The task: Retype the records below exactly as they appear, but leave out any pictures.
----- Excerpted data
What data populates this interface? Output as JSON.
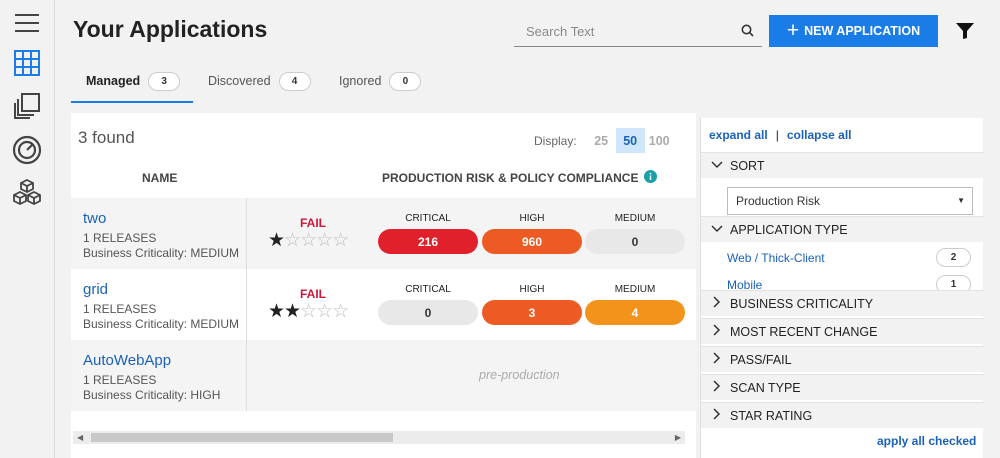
{
  "header": {
    "title": "Your Applications",
    "search_placeholder": "Search Text",
    "new_app_label": "NEW APPLICATION"
  },
  "rail": {
    "icons": [
      "menu-icon",
      "grid-icon",
      "copy-icon",
      "dashboard-icon",
      "cubes-icon"
    ]
  },
  "tabs": [
    {
      "label": "Managed",
      "count": "3"
    },
    {
      "label": "Discovered",
      "count": "4"
    },
    {
      "label": "Ignored",
      "count": "0"
    }
  ],
  "main": {
    "found": "3 found",
    "display_label": "Display:",
    "display_options": [
      "25",
      "50",
      "100"
    ],
    "display_selected": "50",
    "col_name": "NAME",
    "col_risk": "PRODUCTION RISK & POLICY COMPLIANCE",
    "severity_labels": [
      "CRITICAL",
      "HIGH",
      "MEDIUM"
    ],
    "apps": [
      {
        "name": "two",
        "releases": "1 RELEASES",
        "criticality": "Business Criticality: MEDIUM",
        "status": "FAIL",
        "stars": 1,
        "critical": "216",
        "high": "960",
        "medium": "0"
      },
      {
        "name": "grid",
        "releases": "1 RELEASES",
        "criticality": "Business Criticality: MEDIUM",
        "status": "FAIL",
        "stars": 2,
        "critical": "0",
        "high": "3",
        "medium": "4"
      },
      {
        "name": "AutoWebApp",
        "releases": "1 RELEASES",
        "criticality": "Business Criticality: HIGH",
        "preprod": "pre-production"
      }
    ]
  },
  "filters": {
    "expand_all": "expand all",
    "separator": "|",
    "collapse_all": "collapse all",
    "sort_title": "SORT",
    "sort_value": "Production Risk",
    "app_type_title": "APPLICATION TYPE",
    "app_types": [
      {
        "label": "Web / Thick-Client",
        "count": "2"
      },
      {
        "label": "Mobile",
        "count": "1"
      }
    ],
    "sections": [
      "BUSINESS CRITICALITY",
      "MOST RECENT CHANGE",
      "PASS/FAIL",
      "SCAN TYPE",
      "STAR RATING"
    ],
    "apply": "apply all checked"
  },
  "colors": {
    "accent": "#1a7ce6",
    "link": "#1a62b8",
    "fail": "#d0183a",
    "critical": "#e0202a",
    "high": "#ee5a24",
    "medium": "#f2931b",
    "zero": "#e8e8e8"
  }
}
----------
Answer box:
What data populates this interface? Output as JSON.
{
  "header": {
    "title": "Your Applications",
    "search_placeholder": "Search Text",
    "new_app_label": "NEW APPLICATION"
  },
  "rail": {
    "icons": [
      "menu-icon",
      "grid-icon",
      "copy-icon",
      "dashboard-icon",
      "cubes-icon"
    ]
  },
  "tabs": [
    {
      "label": "Managed",
      "count": "3"
    },
    {
      "label": "Discovered",
      "count": "4"
    },
    {
      "label": "Ignored",
      "count": "0"
    }
  ],
  "main": {
    "found": "3 found",
    "display_label": "Display:",
    "display_options": [
      "25",
      "50",
      "100"
    ],
    "display_selected": "50",
    "col_name": "NAME",
    "col_risk": "PRODUCTION RISK & POLICY COMPLIANCE",
    "severity_labels": [
      "CRITICAL",
      "HIGH",
      "MEDIUM"
    ],
    "apps": [
      {
        "name": "two",
        "releases": "1 RELEASES",
        "criticality": "Business Criticality: MEDIUM",
        "status": "FAIL",
        "stars": 1,
        "critical": "216",
        "high": "960",
        "medium": "0"
      },
      {
        "name": "grid",
        "releases": "1 RELEASES",
        "criticality": "Business Criticality: MEDIUM",
        "status": "FAIL",
        "stars": 2,
        "critical": "0",
        "high": "3",
        "medium": "4"
      },
      {
        "name": "AutoWebApp",
        "releases": "1 RELEASES",
        "criticality": "Business Criticality: HIGH",
        "preprod": "pre-production"
      }
    ]
  },
  "filters": {
    "expand_all": "expand all",
    "separator": "|",
    "collapse_all": "collapse all",
    "sort_title": "SORT",
    "sort_value": "Production Risk",
    "app_type_title": "APPLICATION TYPE",
    "app_types": [
      {
        "label": "Web / Thick-Client",
        "count": "2"
      },
      {
        "label": "Mobile",
        "count": "1"
      }
    ],
    "sections": [
      "BUSINESS CRITICALITY",
      "MOST RECENT CHANGE",
      "PASS/FAIL",
      "SCAN TYPE",
      "STAR RATING"
    ],
    "apply": "apply all checked"
  },
  "colors": {
    "accent": "#1a7ce6",
    "link": "#1a62b8",
    "fail": "#d0183a",
    "critical": "#e0202a",
    "high": "#ee5a24",
    "medium": "#f2931b",
    "zero": "#e8e8e8"
  }
}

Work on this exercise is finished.